Ben S. Bernanke, Fed chairman called unemployment "a waste of human and economic potential," said The New York Times.
The Federal Reserve Open Market Committee told The Guardian that the employment and economic activity has been continuously improving in the past few months with the exception of weather related obstacles. However, the committee also claimed that the recent unemployment drop was driven by more people quitting the labor force, therefore keeping the rate actually 'elevated', reported The Guardian.
"Unless a compromise on the year end expiration of tax cuts and imposition of spending cuts can be reached "the economy will, I think, go off a cliff, I don't think the Federal Reserve has the tools to offset that even, " Bernanke told the Guardian
He also said that reaching a solution was extremely important and urgent and hoped that the congress would take the right measures to handle the fiscal cliff.
In order to help reduce the rate of employment, the Federal Reserve has decided to revamp its asset buying agenda and inculcate a mortgage backed buying program to rekindle the economy. The U.S. currently buys whopping $85 billion assets a month, reported The Guardian.
However the stimulus plan has been facing some opposition as well.

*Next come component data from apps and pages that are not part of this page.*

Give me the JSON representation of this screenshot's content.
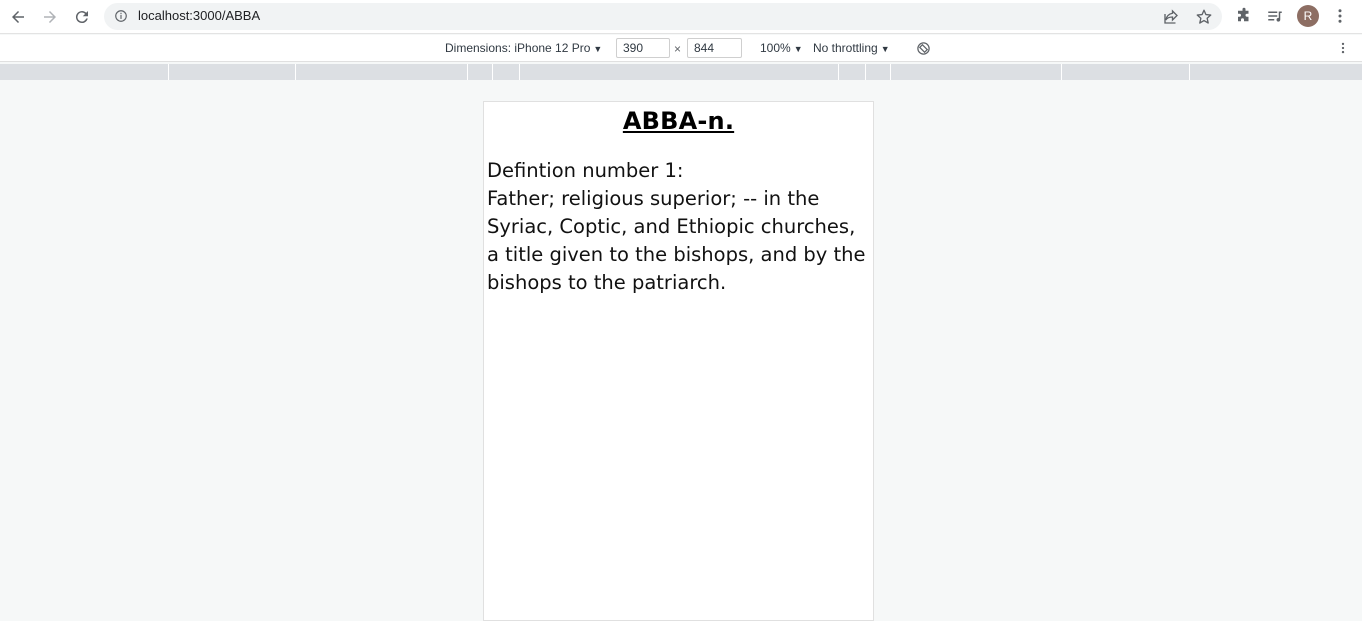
{
  "browser": {
    "url": "localhost:3000/ABBA",
    "profile_initial": "R"
  },
  "device_toolbar": {
    "dimensions_label": "Dimensions: iPhone 12 Pro",
    "width_value": "390",
    "times_symbol": "×",
    "height_value": "844",
    "zoom_label": "100%",
    "throttling_label": "No throttling"
  },
  "page": {
    "title": "ABBA-n.",
    "definition_heading": "Defintion number 1:",
    "definition_text": "Father; religious superior; -- in the Syriac, Coptic, and Ethiopic churches, a title given to the bishops, and by the bishops to the patriarch."
  }
}
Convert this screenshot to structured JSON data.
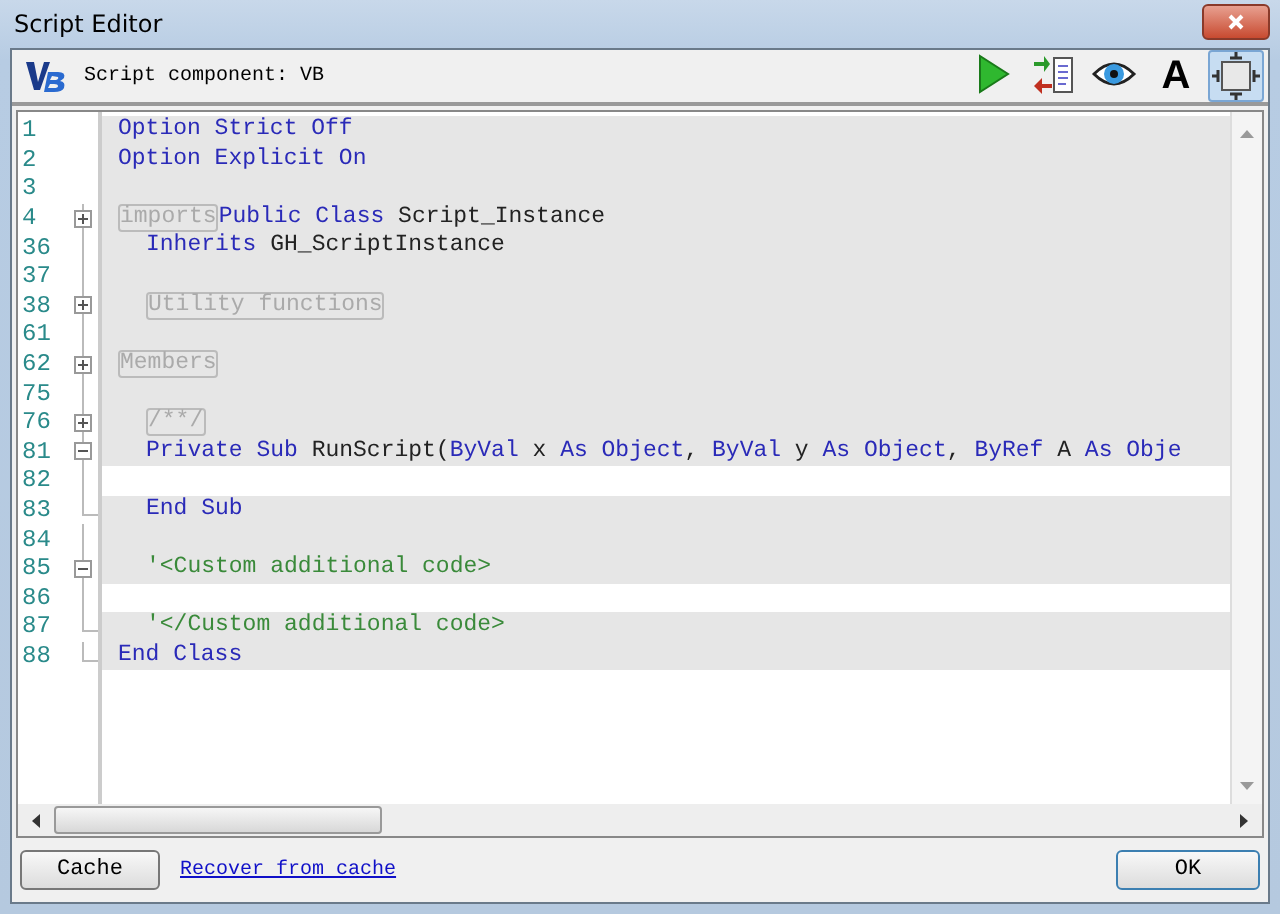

Jeffery Lacker, president of the Richmond Fed, has been against the extensive plans all year as he believes this could fuel inflation and have very little impact on the economy, reported CNN Money.
"In short, the Fed is aggressively trying to add to the economy's strength, but its accommodation has become more clearly conditional. The impact of asset buying is debatable, but over time the effects are significant, in our view. The main risk is that inflation expectations start rising significantly; that has not happened so far," Chief U.S. economist at HFE-Jim O' Sullivan told his clients, according to The Guardian.
Out of the 12 Federal Reserve officials, 11 voted for the stimulus plan, Wednesday Dec. 12.